The Scots executive pastry chef, Cameron Steele, did pretty well. Marvellous mince pies, cloying Christmas pud.

One night was Asian buffet, meaning curry galore. The next night was Indian buffet, more curry galore. When that happens you know the lunatics are running the asylum. I hope Grant Ferguson sorts it all out.

My blood ran cold when he asked me, "Do guests really want a buffet?" Yes, Grant, they do. Getting served by Bajans, however likable they are, is a miss and miss affair. Reduce the buffets and there'll be a riot headed by me.

The hotel also needs tarting up. The gents' lavatory has dirty walls with peeling paint and loose tiles. The supposedly self-flushing lavatories often didn't. My bathroom sported black marks on the walls. Corridors and other areas are rampant with water stains. Doors are chipped.

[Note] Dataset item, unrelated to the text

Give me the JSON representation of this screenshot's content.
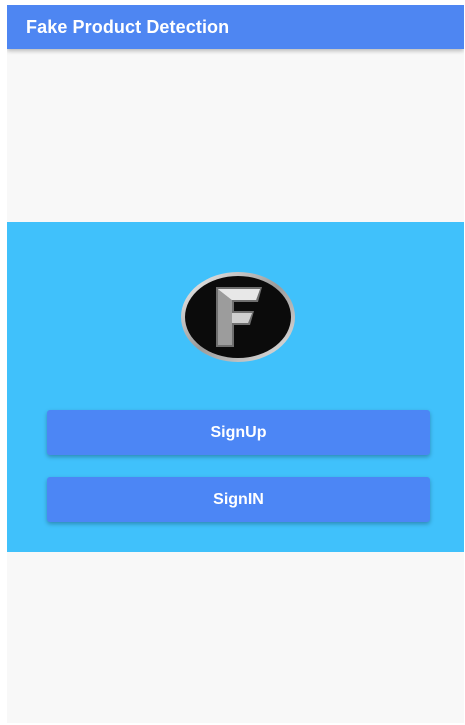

A Four Seasons hotel is looming nearby. This will be Sandy Lane's first serious rival. Fingers out, Sandy Lane management. This is no time to let the building go grubby.

But it was still great. I totally recommend it. My suite cost Pounds 2,500 a night bed and breakfast. But from April through October there are great deals, free days, free golf, two lollipops, a signed Michael Winner, buckets and spades. Get on to a travel agent and book.

Never mind old moaning Winner. The beach and bay are sensational. And the hotel, although down a bit at Christmas, will have risen again.



Michael's missives

You, Mr Winner, describing yourself as "a mere member of the public". Dear me! I trust not! I fear that recent medication might have induced delusions of vulgarity.
Darrell Desbrow, Kirkcudbrightshire

Did you not get the hint when Lady Bamford gave you a sleeping pill that would keep you quiet for seven and a half hours for a flight that only lasted six?
Victor Temple, Newcastle upon Tyne

I'm pleased your Virgin flight to Barbados went smoothly. For lesser mortals in cattle class on the same plane the experience was a nightmare. A two-and-a-half-hour queue to drop our bags, flight delayed as a consequence and no time to shop.
Alan Pollard, Salisbury

Send letters to Winner's Dinners, The Sunday Times, 1 Pennington Street, London E98 1ST or e-mail michael.winner@sunday times.co.uk